======== SUPPLIED ENTRIES
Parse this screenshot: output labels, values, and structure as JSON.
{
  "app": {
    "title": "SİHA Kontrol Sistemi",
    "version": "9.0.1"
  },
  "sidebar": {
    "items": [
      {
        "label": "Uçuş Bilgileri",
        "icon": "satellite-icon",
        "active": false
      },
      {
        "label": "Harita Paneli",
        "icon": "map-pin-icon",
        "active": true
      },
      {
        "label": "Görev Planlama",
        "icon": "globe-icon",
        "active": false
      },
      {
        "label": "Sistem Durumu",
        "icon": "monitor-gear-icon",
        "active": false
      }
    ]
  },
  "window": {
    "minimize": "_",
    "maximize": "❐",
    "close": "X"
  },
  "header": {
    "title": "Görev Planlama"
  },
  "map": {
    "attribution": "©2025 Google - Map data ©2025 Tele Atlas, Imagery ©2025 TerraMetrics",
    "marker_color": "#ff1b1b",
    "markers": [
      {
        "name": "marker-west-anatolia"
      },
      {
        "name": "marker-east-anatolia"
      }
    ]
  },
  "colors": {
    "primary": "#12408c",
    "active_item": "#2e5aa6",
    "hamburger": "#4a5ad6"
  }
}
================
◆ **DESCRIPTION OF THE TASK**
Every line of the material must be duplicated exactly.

◆ **RESPONSE FOR THIS EXERCISE**
Parse this screenshot: output labels, values, and structure as JSON.
{
  "app": {
    "title": "SİHA Kontrol Sistemi",
    "version": "9.0.1"
  },
  "sidebar": {
    "items": [
      {
        "label": "Uçuş Bilgileri",
        "icon": "satellite-icon",
        "active": false
      },
      {
        "label": "Harita Paneli",
        "icon": "map-pin-icon",
        "active": true
      },
      {
        "label": "Görev Planlama",
        "icon": "globe-icon",
        "active": false
      },
      {
        "label": "Sistem Durumu",
        "icon": "monitor-gear-icon",
        "active": false
      }
    ]
  },
  "window": {
    "minimize": "_",
    "maximize": "❐",
    "close": "X"
  },
  "header": {
    "title": "Görev Planlama"
  },
  "map": {
    "attribution": "©2025 Google - Map data ©2025 Tele Atlas, Imagery ©2025 TerraMetrics",
    "marker_color": "#ff1b1b",
    "markers": [
      {
        "name": "marker-west-anatolia"
      },
      {
        "name": "marker-east-anatolia"
      }
    ]
  },
  "colors": {
    "primary": "#12408c",
    "active_item": "#2e5aa6",
    "hamburger": "#4a5ad6"
  }
}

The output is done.